Her other favorite moment in the play is one she witnesses in the wings, watching her stage husband and son at work. "I just stand there and giggle, watching how Ron Bohmer looks at Christopher Cox during the baseball scene."

Petkoff had a few references for his Tateh, he said. "I thought of Sam Goldwyn because of his malapropisms. My own grandfather, as well, was kinda like that so I kinda thought of him as I was doing this. Doctorow describes him as this geriatric young man because there's so much weight on his shoulders at the beginning of the play, but I feel like he uses it as the play goes on. He's got such heart. He's got such passion. He runs into so many trials and tribulations and yet he never says die.

"First of all, to play someone with that much passion is wonderful, but to act what we go through, we have to have that passion, that same drive, that when obstacles are thrown up, you say, 'You know what? I'm not going to give up.' He's inspired by Houdini just as we as actors are inspired by our own heroes."

Bohmer's Forbidden Broadway training comes in handy in making Father less of a stiff prig. He falls out of the picture, with no love loss from Mother or the audience.

The actor brought more info about the character: "The novel gives you a little sense of what happened to Father, why he was on the Lusitania," he offered. "Younger brother developed the explosives that were used in the Morgan Library, and Younger Brother left the plans for those to Father. The military wanted them for World War I. That's why he was on the Lusitania, taking explosives to the Allies."

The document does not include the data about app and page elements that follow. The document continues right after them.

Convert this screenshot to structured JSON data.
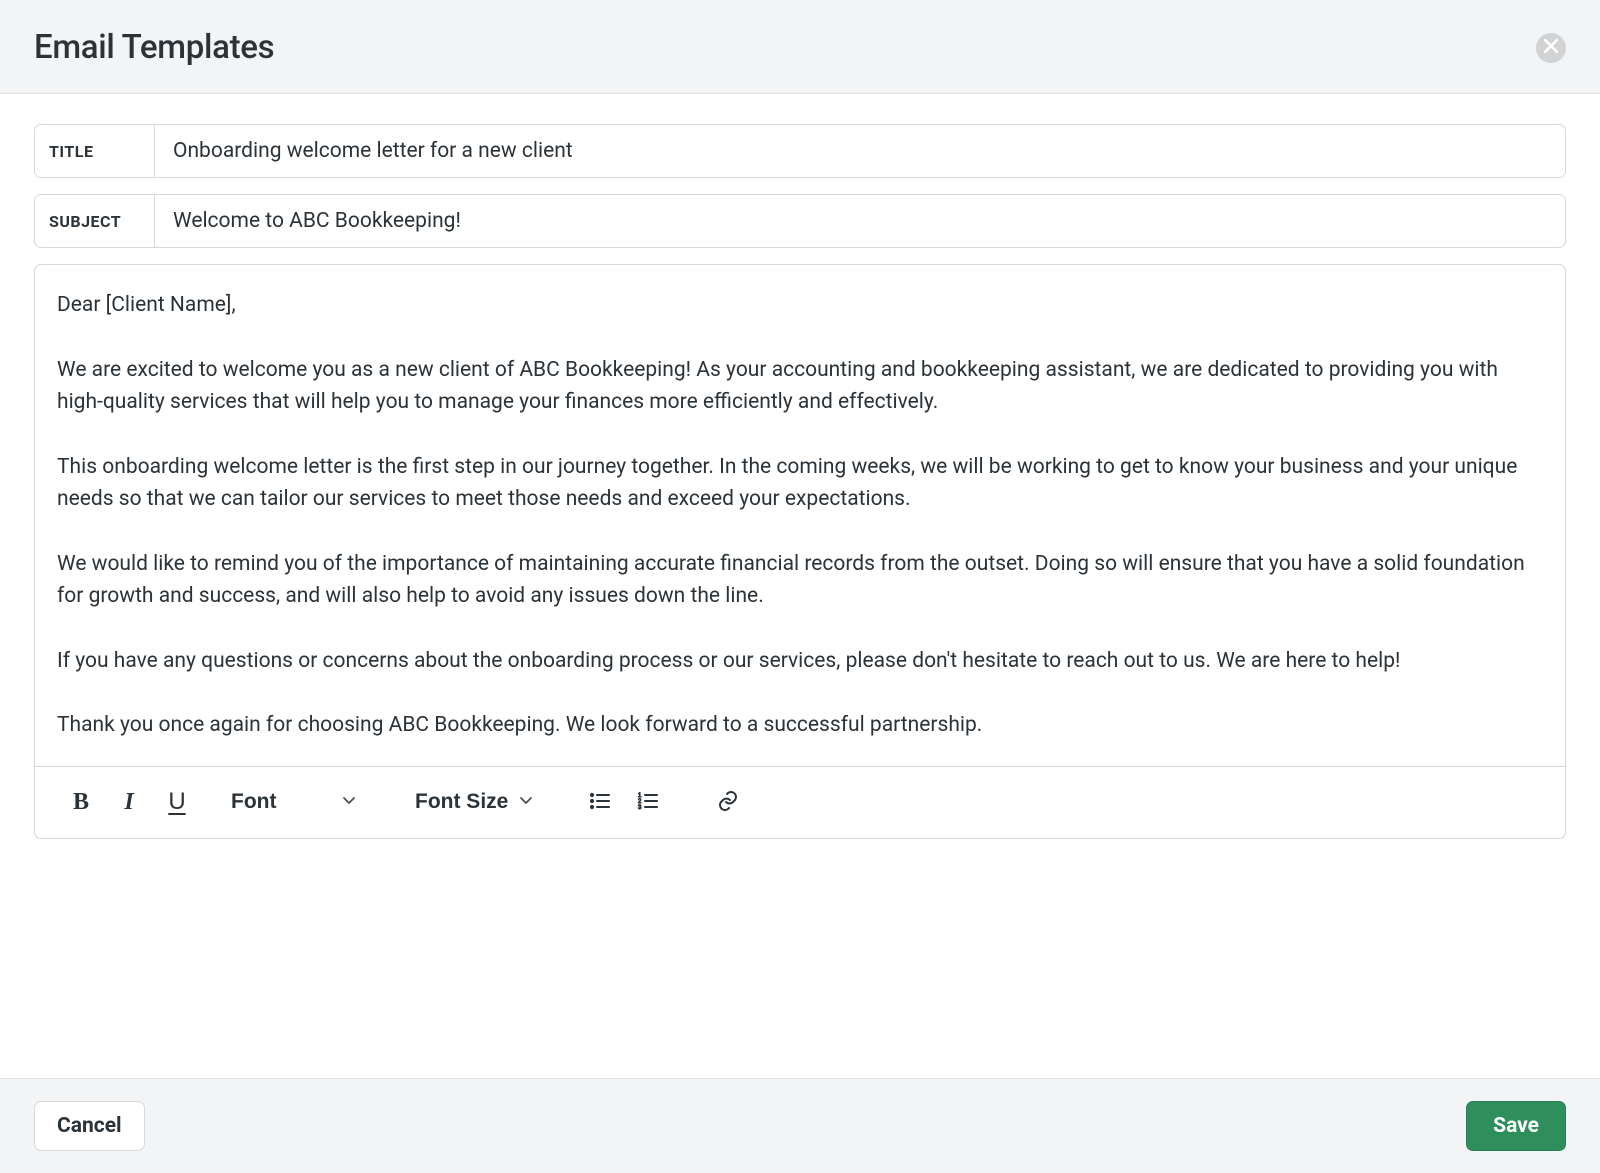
{
  "header": {
    "title": "Email Templates"
  },
  "fields": {
    "title_label": "TITLE",
    "title_value": "Onboarding welcome letter for a new client",
    "subject_label": "SUBJECT",
    "subject_value": "Welcome to ABC Bookkeeping!"
  },
  "body": {
    "p1": "Dear [Client Name],",
    "p2": "We are excited to welcome you as a new client of ABC Bookkeeping! As your accounting and bookkeeping assistant, we are dedicated to providing you with high-quality services that will help you to manage your finances more efficiently and effectively.",
    "p3": "This onboarding welcome letter is the first step in our journey together. In the coming weeks, we will be working to get to know your business and your unique needs so that we can tailor our services to meet those needs and exceed your expectations.",
    "p4": "We would like to remind you of the importance of maintaining accurate financial records from the outset. Doing so will ensure that you have a solid foundation for growth and success, and will also help to avoid any issues down the line.",
    "p5": "If you have any questions or concerns about the onboarding process or our services, please don't hesitate to reach out to us. We are here to help!",
    "p6": "Thank you once again for choosing ABC Bookkeeping. We look forward to a successful partnership."
  },
  "toolbar": {
    "bold": "B",
    "italic": "I",
    "underline": "U",
    "font_label": "Font",
    "fontsize_label": "Font Size"
  },
  "footer": {
    "cancel": "Cancel",
    "save": "Save"
  }
}
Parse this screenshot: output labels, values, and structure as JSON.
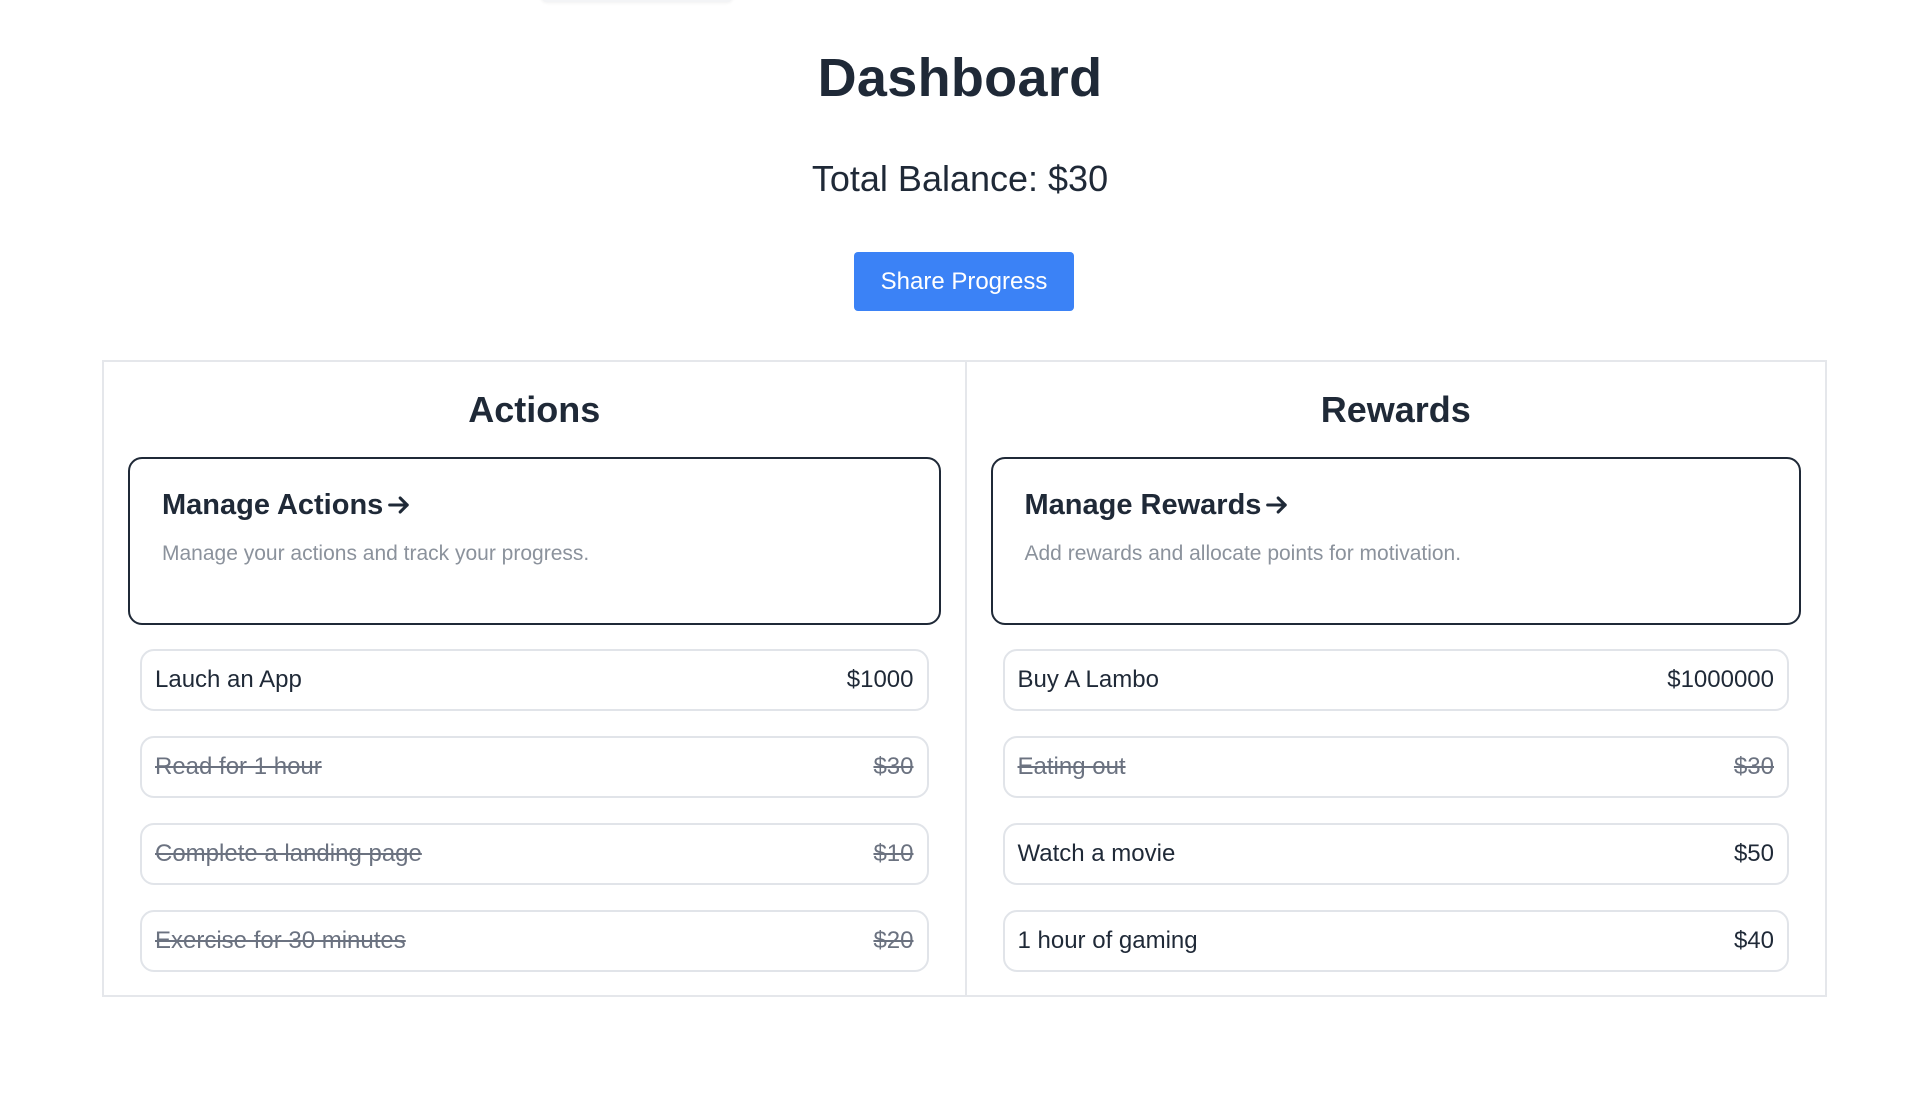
{
  "header": {
    "title": "Dashboard",
    "balance_label": "Total Balance: $30",
    "share_button": "Share Progress"
  },
  "colors": {
    "accent": "#3b82f6",
    "text": "#1f2937",
    "muted": "#8b929c",
    "completed": "#6b7280",
    "border": "#e5e7eb"
  },
  "actions": {
    "title": "Actions",
    "card": {
      "title": "Manage Actions",
      "icon": "arrow-right-icon",
      "description": "Manage your actions and track your progress."
    },
    "items": [
      {
        "name": "Lauch an App",
        "amount": "$1000",
        "completed": false
      },
      {
        "name": "Read for 1 hour",
        "amount": "$30",
        "completed": true
      },
      {
        "name": "Complete a landing page",
        "amount": "$10",
        "completed": true
      },
      {
        "name": "Exercise for 30 minutes",
        "amount": "$20",
        "completed": true
      }
    ]
  },
  "rewards": {
    "title": "Rewards",
    "card": {
      "title": "Manage Rewards",
      "icon": "arrow-right-icon",
      "description": "Add rewards and allocate points for motivation."
    },
    "items": [
      {
        "name": "Buy A Lambo",
        "amount": "$1000000",
        "completed": false
      },
      {
        "name": "Eating out",
        "amount": "$30",
        "completed": true
      },
      {
        "name": "Watch a movie",
        "amount": "$50",
        "completed": false
      },
      {
        "name": "1 hour of gaming",
        "amount": "$40",
        "completed": false
      }
    ]
  }
}
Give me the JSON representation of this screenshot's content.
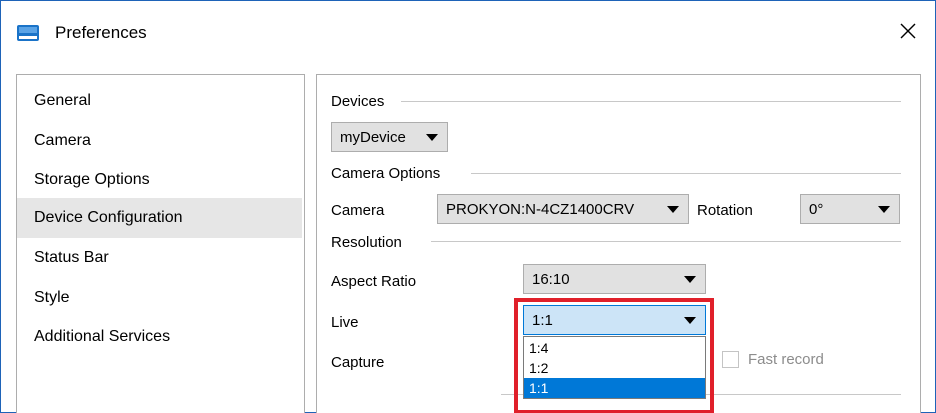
{
  "window": {
    "title": "Preferences",
    "icon": "window-app-icon",
    "close_icon": "close-icon"
  },
  "sidebar": {
    "items": [
      {
        "label": "General",
        "selected": false
      },
      {
        "label": "Camera",
        "selected": false
      },
      {
        "label": "Storage Options",
        "selected": false
      },
      {
        "label": "Device Configuration",
        "selected": true
      },
      {
        "label": "Status Bar",
        "selected": false
      },
      {
        "label": "Style",
        "selected": false
      },
      {
        "label": "Additional Services",
        "selected": false
      }
    ]
  },
  "devices": {
    "group_label": "Devices",
    "device_value": "myDevice"
  },
  "camera_options": {
    "group_label": "Camera Options",
    "camera_label": "Camera",
    "camera_value": "PROKYON:N-4CZ1400CRV",
    "rotation_label": "Rotation",
    "rotation_value": "0°"
  },
  "resolution": {
    "group_label": "Resolution",
    "aspect_ratio_label": "Aspect Ratio",
    "aspect_ratio_value": "16:10",
    "live_label": "Live",
    "live_value": "1:1",
    "live_options": [
      "1:4",
      "1:2",
      "1:1"
    ],
    "live_selected_option": "1:1",
    "capture_label": "Capture",
    "fast_record_label": "Fast record",
    "fast_record_checked": false
  },
  "colors": {
    "selection_blue": "#0078d7",
    "highlight_red": "#e0202a",
    "nav_selected_bg": "#e6e6e6"
  }
}
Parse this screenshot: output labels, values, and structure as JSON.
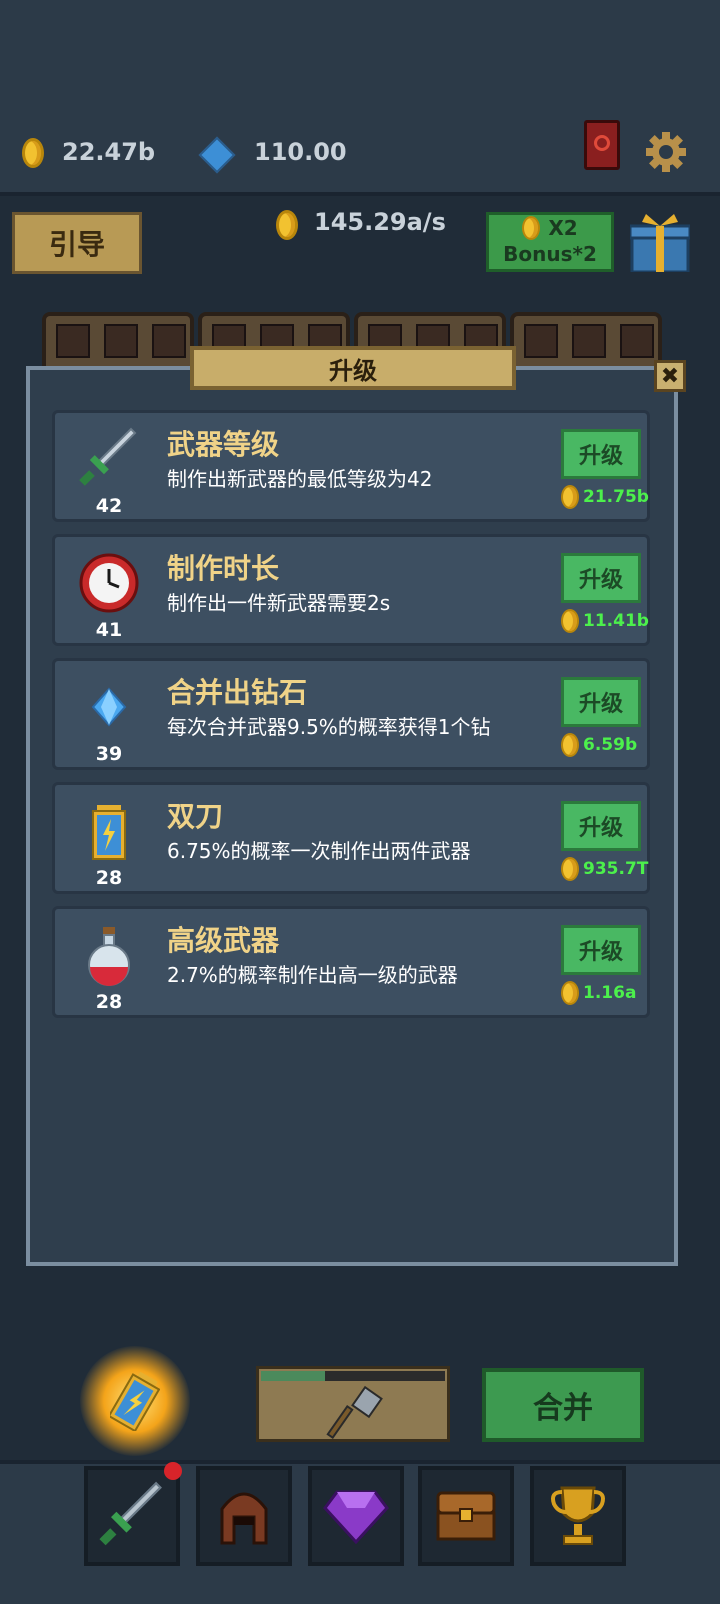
{
  "header": {
    "gold": "22.47b",
    "diamonds": "110.00",
    "income_rate": "145.29a/s",
    "guide_label": "引导",
    "bonus_line1": "X2",
    "bonus_line2": "Bonus*2"
  },
  "panel": {
    "title": "升级",
    "close_symbol": "✖",
    "upgrades": [
      {
        "title": "武器等级",
        "desc": "制作出新武器的最低等级为42",
        "level": "42",
        "button": "升级",
        "cost": "21.75b",
        "icon": "sword-icon"
      },
      {
        "title": "制作时长",
        "desc": "制作出一件新武器需要2s",
        "level": "41",
        "button": "升级",
        "cost": "11.41b",
        "icon": "clock-icon"
      },
      {
        "title": "合并出钻石",
        "desc": "每次合并武器9.5%的概率获得1个钻",
        "level": "39",
        "button": "升级",
        "cost": "6.59b",
        "icon": "diamond-icon"
      },
      {
        "title": "双刀",
        "desc": "6.75%的概率一次制作出两件武器",
        "level": "28",
        "button": "升级",
        "cost": "935.7T",
        "icon": "battery-icon"
      },
      {
        "title": "高级武器",
        "desc": "2.7%的概率制作出高一级的武器",
        "level": "28",
        "button": "升级",
        "cost": "1.16a",
        "icon": "potion-icon"
      }
    ]
  },
  "bottom": {
    "merge_label": "合并",
    "craft_progress": 0.35
  },
  "nav": [
    "sword-icon",
    "helmet-icon",
    "gem-icon",
    "chest-icon",
    "trophy-icon"
  ],
  "colors": {
    "cost_green": "#4cf04c",
    "title_gold": "#f0d388",
    "upgrade_button": "#49b863"
  }
}
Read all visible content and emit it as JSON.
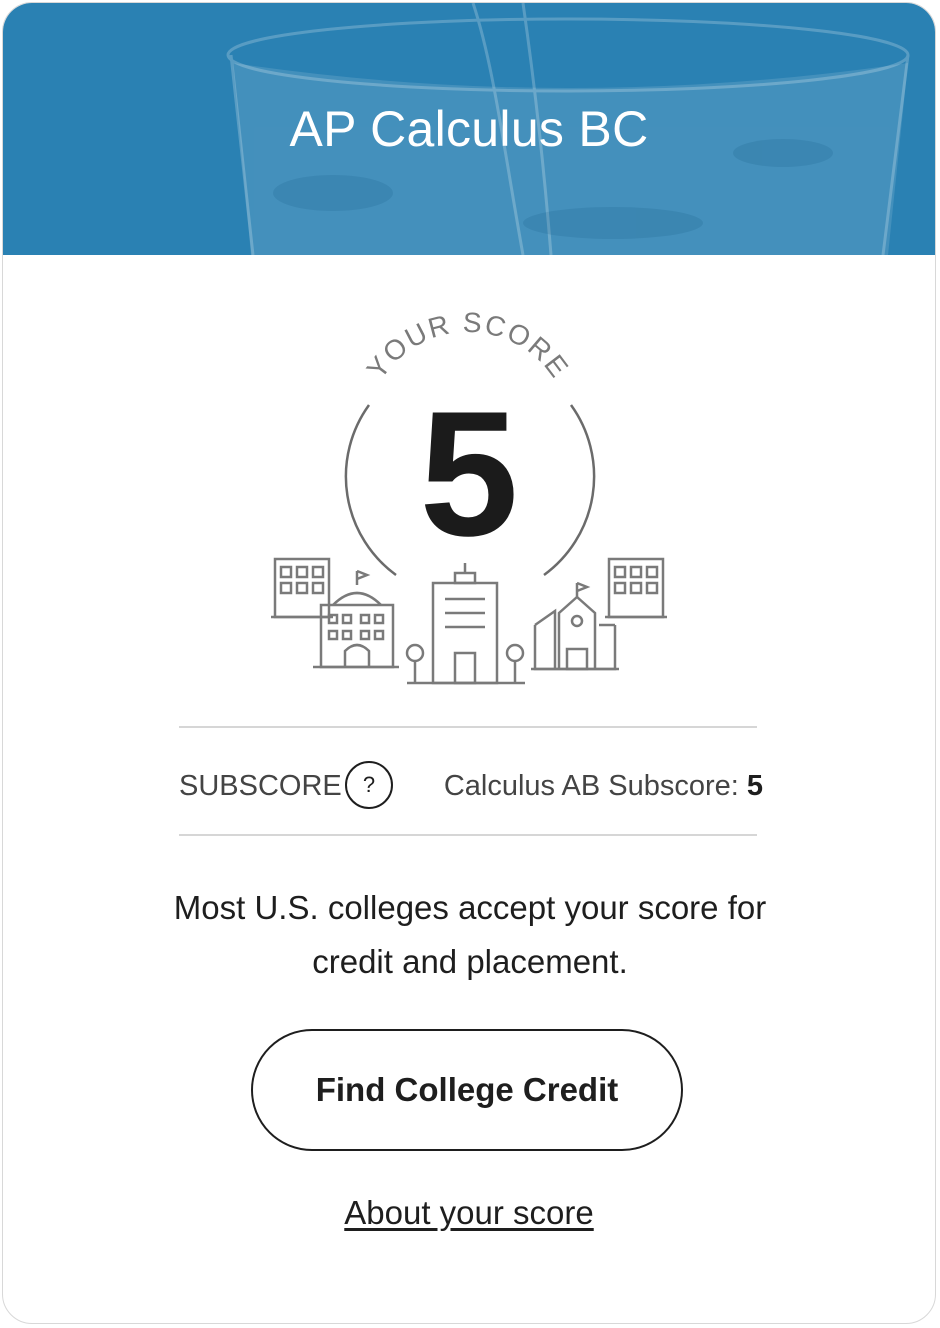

Bobby Steggert pulls out all the stops, playing Mother's Younger Brother who turns out to be very susceptible to women in the spotlight whether they're Evelyn Nesbit or Emma Goldman. Both send him down radically different paths. "It takes a lot of emotional, physical and vocal energy to play this," Steggert said of the quixotic character. "I love that he transforms so completely. He starts as this very innocent young man and becomes an incredibly impassioned adult."

Real-life characters brought out the research in certain actors. "I did a lot of research via the Emma Goldman Papers Project at Berkeley," said Donna Migliaccio, who plays that strong-lunged anarchist. "They could not have been more helpful." But she has yet to avail herself of Maureen Stapleton's superb, Oscar-winning portrayal in "Reds" ("I've been sorta saving that to watch later.")

Nor did Savannah Wise dig deeply into "The Girl in the Red Velvet Swing" for Joan Collins' less-than-Oscar-winning rendition of Evelyn Nesbit, the dame at the heart of the Stanford White-Harry K. Thaw shootout who traded on those sensationalized headlines to make a name for herself in peripheral showbiz.

"I love being in this show," she allowed. "I mean, it's a little girl's dream to stand center stage in the spotlight in a fancy costume. Right?" She hasn't met Lynette Perry, who originated the role, and is now wed to this Ragtime's lead producer, Kevin McCollum , "but I remember seeing her come in on that swing and going 'Oooh, that's what I want to do when I grow up.'" And, darn if she isn't!

First-nighters included Wise's father, Scott Wise and fellow Jerome Robbins' Broadway Tony winner Jason Alexander, Mario Cantone and actor-director Jerry Dixon (whose Barnstorming play about early aviation goes up, up and away in Atlanta in January), actress-producer Tamara Tunie, whose crooner-hubby, Gregory Generet, has a gig at Feinstein's Nov. 16, Rosie Perez, Kathie Lee Gifford and Hoda Kotb of "The Today Show," U.S. Representative Barney Frank, Tony winner Laura Benanti (gearing up for the Nov. 19 opening of In the Next Room, or The Vibrator Play at the Lyceum) and hubby Steven Pasquale (who's finishing up his "Rescue Me" season right now), Lillias White (who's supplying auxiliary energy as if any more were needed to Fela! which bows Nov. 23 at the Eugene O'Neill), Brian d'Arcy James (due Jan. 28 in Time Stands Still at the Samuel J. Friedman) and Montego Glover of Memphis.